Task description
Would you count the lines below that contain the string "this" and reply with that number only?

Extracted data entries
[Start of Attachment]
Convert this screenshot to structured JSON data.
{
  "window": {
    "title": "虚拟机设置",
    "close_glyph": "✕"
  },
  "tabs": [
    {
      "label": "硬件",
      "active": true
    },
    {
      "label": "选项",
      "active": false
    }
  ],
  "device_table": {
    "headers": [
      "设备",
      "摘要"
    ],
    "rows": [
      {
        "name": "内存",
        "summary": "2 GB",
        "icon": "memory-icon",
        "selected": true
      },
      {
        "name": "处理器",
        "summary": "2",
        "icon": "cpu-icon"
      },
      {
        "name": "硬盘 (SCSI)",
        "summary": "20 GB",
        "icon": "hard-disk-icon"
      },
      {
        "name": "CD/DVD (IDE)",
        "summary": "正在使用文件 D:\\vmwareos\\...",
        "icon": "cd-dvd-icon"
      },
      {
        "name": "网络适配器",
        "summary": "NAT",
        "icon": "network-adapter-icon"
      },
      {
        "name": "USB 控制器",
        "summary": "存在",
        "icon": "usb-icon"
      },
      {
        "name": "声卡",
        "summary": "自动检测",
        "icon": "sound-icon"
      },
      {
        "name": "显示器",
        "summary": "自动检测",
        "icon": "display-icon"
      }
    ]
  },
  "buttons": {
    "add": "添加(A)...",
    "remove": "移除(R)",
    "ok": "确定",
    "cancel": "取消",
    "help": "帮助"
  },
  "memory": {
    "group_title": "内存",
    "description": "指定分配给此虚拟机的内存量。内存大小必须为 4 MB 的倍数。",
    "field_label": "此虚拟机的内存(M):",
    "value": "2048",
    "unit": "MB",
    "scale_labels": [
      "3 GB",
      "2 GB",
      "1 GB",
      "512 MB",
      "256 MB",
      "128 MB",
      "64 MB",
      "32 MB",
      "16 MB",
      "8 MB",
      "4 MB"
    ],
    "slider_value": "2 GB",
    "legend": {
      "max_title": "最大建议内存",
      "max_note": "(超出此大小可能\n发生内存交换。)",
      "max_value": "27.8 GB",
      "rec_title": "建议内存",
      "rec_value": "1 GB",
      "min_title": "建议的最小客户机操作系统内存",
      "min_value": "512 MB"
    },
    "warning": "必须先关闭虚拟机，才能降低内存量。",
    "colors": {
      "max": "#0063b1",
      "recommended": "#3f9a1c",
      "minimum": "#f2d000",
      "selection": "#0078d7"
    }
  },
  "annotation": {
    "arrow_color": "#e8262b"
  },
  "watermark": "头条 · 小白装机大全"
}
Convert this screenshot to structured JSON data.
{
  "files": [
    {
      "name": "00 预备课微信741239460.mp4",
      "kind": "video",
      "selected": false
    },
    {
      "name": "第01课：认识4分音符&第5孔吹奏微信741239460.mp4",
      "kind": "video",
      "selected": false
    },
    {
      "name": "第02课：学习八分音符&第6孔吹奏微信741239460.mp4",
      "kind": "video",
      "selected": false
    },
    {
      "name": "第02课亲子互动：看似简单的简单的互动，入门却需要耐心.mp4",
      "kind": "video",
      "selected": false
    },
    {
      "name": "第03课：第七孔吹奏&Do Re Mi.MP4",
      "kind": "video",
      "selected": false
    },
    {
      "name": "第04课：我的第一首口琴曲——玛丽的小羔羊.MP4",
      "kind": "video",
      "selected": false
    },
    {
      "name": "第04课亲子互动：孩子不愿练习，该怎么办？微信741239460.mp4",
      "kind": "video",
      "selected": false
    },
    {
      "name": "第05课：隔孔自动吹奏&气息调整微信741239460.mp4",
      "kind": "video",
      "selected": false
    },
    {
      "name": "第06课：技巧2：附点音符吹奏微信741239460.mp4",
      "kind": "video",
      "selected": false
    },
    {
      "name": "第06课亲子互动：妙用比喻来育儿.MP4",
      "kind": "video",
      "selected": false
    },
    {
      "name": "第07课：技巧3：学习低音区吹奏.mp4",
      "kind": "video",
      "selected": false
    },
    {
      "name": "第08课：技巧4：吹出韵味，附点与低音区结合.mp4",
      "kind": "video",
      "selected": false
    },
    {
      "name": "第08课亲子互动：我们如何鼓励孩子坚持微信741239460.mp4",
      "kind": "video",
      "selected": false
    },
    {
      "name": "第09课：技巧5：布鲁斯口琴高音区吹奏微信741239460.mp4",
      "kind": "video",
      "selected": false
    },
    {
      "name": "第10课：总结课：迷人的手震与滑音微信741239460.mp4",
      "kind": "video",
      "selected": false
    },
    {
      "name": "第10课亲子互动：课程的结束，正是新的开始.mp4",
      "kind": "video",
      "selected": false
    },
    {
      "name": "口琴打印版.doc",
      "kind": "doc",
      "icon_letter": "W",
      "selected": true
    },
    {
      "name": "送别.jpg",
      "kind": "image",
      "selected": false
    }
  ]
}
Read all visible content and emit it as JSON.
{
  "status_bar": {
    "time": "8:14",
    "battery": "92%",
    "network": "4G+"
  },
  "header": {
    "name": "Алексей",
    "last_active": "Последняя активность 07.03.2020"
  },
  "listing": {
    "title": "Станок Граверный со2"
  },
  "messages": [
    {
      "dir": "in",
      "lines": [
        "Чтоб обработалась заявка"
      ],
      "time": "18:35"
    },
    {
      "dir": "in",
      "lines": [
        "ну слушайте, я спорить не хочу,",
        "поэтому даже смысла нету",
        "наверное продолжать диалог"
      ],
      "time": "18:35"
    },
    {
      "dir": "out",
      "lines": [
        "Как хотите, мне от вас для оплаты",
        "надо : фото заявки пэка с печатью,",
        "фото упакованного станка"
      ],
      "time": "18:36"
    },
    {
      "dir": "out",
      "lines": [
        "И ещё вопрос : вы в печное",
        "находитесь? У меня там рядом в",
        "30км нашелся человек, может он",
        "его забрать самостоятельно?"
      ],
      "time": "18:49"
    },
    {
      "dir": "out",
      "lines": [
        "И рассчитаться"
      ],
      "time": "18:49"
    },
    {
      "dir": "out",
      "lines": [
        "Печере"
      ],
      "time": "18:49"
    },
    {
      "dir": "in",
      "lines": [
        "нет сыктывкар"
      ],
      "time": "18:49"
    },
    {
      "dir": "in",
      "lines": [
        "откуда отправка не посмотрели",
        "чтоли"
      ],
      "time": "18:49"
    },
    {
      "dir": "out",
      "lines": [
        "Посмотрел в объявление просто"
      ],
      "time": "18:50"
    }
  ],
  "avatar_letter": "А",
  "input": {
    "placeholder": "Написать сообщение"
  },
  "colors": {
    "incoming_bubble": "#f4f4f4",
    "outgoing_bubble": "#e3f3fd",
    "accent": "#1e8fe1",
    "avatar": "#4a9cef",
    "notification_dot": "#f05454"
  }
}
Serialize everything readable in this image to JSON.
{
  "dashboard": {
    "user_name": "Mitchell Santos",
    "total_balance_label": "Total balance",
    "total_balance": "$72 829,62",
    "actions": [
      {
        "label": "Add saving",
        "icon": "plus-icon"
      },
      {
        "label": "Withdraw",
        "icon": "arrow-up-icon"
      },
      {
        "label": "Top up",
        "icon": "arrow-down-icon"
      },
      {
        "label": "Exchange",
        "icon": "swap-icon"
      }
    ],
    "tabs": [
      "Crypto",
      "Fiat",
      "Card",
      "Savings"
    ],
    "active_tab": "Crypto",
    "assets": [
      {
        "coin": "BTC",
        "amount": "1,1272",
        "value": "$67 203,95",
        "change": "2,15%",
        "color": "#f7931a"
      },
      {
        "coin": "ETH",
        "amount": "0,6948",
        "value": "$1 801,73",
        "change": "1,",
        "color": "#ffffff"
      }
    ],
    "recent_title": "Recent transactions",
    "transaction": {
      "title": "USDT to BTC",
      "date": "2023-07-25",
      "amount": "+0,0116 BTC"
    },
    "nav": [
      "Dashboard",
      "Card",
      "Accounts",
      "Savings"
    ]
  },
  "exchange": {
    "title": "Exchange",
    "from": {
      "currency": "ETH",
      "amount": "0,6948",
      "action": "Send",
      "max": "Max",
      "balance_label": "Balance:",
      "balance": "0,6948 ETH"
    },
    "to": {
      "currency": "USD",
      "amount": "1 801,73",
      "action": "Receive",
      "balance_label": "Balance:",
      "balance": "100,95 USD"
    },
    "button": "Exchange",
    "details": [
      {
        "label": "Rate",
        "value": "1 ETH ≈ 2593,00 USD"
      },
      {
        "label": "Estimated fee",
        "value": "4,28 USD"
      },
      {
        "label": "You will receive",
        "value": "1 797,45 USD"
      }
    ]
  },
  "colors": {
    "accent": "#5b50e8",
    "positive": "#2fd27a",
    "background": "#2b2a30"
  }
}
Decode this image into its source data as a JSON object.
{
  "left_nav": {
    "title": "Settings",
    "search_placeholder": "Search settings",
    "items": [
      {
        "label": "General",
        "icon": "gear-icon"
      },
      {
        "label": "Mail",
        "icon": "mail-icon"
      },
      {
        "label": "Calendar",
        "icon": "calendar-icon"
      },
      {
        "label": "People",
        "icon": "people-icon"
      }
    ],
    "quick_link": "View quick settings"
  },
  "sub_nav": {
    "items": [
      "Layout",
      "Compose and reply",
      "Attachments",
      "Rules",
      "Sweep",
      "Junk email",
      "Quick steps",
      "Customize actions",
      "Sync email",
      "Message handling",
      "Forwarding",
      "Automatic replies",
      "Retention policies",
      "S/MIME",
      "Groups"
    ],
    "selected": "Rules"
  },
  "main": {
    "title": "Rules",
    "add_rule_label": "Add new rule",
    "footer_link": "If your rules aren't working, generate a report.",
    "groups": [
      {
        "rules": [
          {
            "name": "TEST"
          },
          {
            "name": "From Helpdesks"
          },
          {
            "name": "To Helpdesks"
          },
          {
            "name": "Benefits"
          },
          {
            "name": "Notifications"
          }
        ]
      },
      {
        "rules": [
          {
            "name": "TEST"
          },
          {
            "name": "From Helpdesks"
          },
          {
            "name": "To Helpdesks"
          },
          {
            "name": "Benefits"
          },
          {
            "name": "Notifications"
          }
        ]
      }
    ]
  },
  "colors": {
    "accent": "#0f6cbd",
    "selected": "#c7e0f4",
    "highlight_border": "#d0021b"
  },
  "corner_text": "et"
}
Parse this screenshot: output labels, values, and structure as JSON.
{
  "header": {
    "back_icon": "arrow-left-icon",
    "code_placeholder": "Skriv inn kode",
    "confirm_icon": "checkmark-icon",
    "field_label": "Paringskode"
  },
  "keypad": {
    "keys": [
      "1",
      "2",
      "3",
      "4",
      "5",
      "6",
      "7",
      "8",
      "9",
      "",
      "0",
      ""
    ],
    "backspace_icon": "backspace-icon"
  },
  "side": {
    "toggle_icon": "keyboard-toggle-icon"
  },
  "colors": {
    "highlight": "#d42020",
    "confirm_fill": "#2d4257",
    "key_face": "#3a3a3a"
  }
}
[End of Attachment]
Your solution
5